Current Retail: $159.95-$169.99
Historic Range: $99.99-$169.99
Reviewers Paid: $100.00
Comfortable, warm sleeping, albeit heavy pad for two.
- Warm—temps down to 20 are no problem, even with a quilt or backless bag
- Durable fabric
- Comes with inflation sack
- Not as loud as many other pads
- Does not pack down well
- Takes a lot to inflate with inflation sack
- Deep welts let cold air in
- Not dual chambered, so both sleepers get the same density
- Single point of failure will allow both campers to share a miserable nights sleep on the ground
We currently own three double sleeping pads. Two Klymits—this insulated one, an uninsulated, and an Exped SynMat HL Duo. If you as a couple can handle canoeing/tandem kayaking/tandem bicycling, then a double pad is for you. The double pads are warmer (no space between for cold air to come up), don't move around as much as singles and make sharing a double quilt much more enjoyable. I've tried couplers like that with the EE accomplice and the best, the Nemo Tango Duo slip cover. But those are still not as good as 1 double pad. The only downsides are having a single source of failure (both sleepers are on the ground) and bulkiness of the double.
We bought the insulated Klymit after enjoying the uninsulated one, but freezing in 40 degree temps. The Klymits work for us, but bear in mind, I'm, 5'10", 150 lbs and my wife is 5'2" 110 lbs. We don't bottom out on either Klymit. We can both sleep on our sides and our hips will not touch the ground. But when we toss and turn, if you have a lot of weight concentrated on one area, you may bottom out. I tested this out with some 8-lb weights—you can see the results. So, if you sit on the pad, you may bottom out; all spread out, you should be fine—up to a certain weight.
Here is where the pad is not fun—inflation. 8-10 pumps is what is advertised. We have never been able to get it inflated in 8-10 pumps. 16-17 is more realistic. When in the cramped quarters of a small tent, this becomes a challenge. The Exped Schnozzel with our Exped is 8-10. But it's a much bigger inflation bag and a smaller pad. The inflation and deflation valves are difficult to open and close—unless you wet down, or use some lip balm. A little chapstick seem goes a long way in opening and closing the valves.
The pad's Achilles heel is its weight and packed size. The tradeoff is a much more durable pad.
We love our Exped Synmat, but realize its narrow (tapered) and much thinner material, so its durability is much less than the Klymit. So when miles don't matter—sleeping in the back of the car, car camping, short backpacking trips—the Klymits are our go-to pads. We both have back issues, and both of us have 0 issues sleeping on these pads.
When flipping over and moving around, you will make some noise.
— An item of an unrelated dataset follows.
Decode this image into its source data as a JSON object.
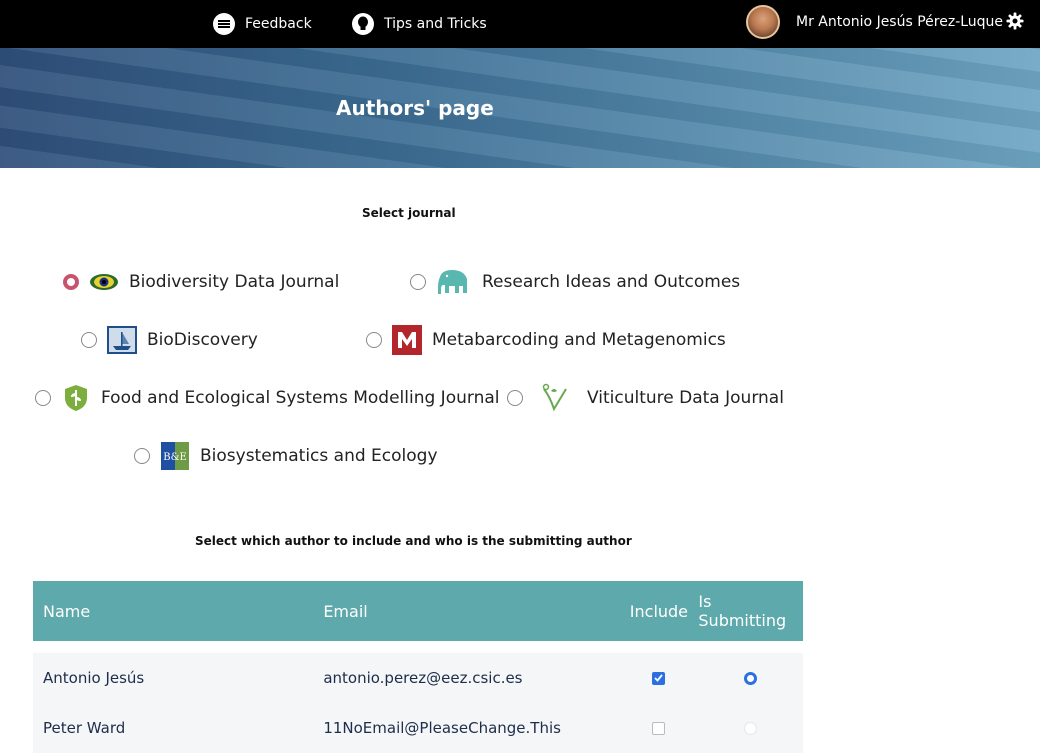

But it's not enough to wake us from a deep sleep. And it's nowhere near the potato chip bag sound of others. The Exped has two chambers—one per side. Both Klymits do NOT. This means both sleepers will have the same firmness. And the lighter of the two (assuming there is a weight difference), will have a firmer sleep due to the air distribution.
We've used this pad for at least 20 nights and never had a problem with deflating overnight. However, we have had to top it off after a night or two. Usually not a big deal, unless you open the deflate instead of the inflate valve :(
I started sleeping on closed cell foam in the '80s. Graduated to self inflating that we used for 10 years. Now, with both wife and I getting older, we have moved to inflatables. We've owned Big Agnes, Klymit, and Exped pads.
Source: bought it new
Price Paid: $100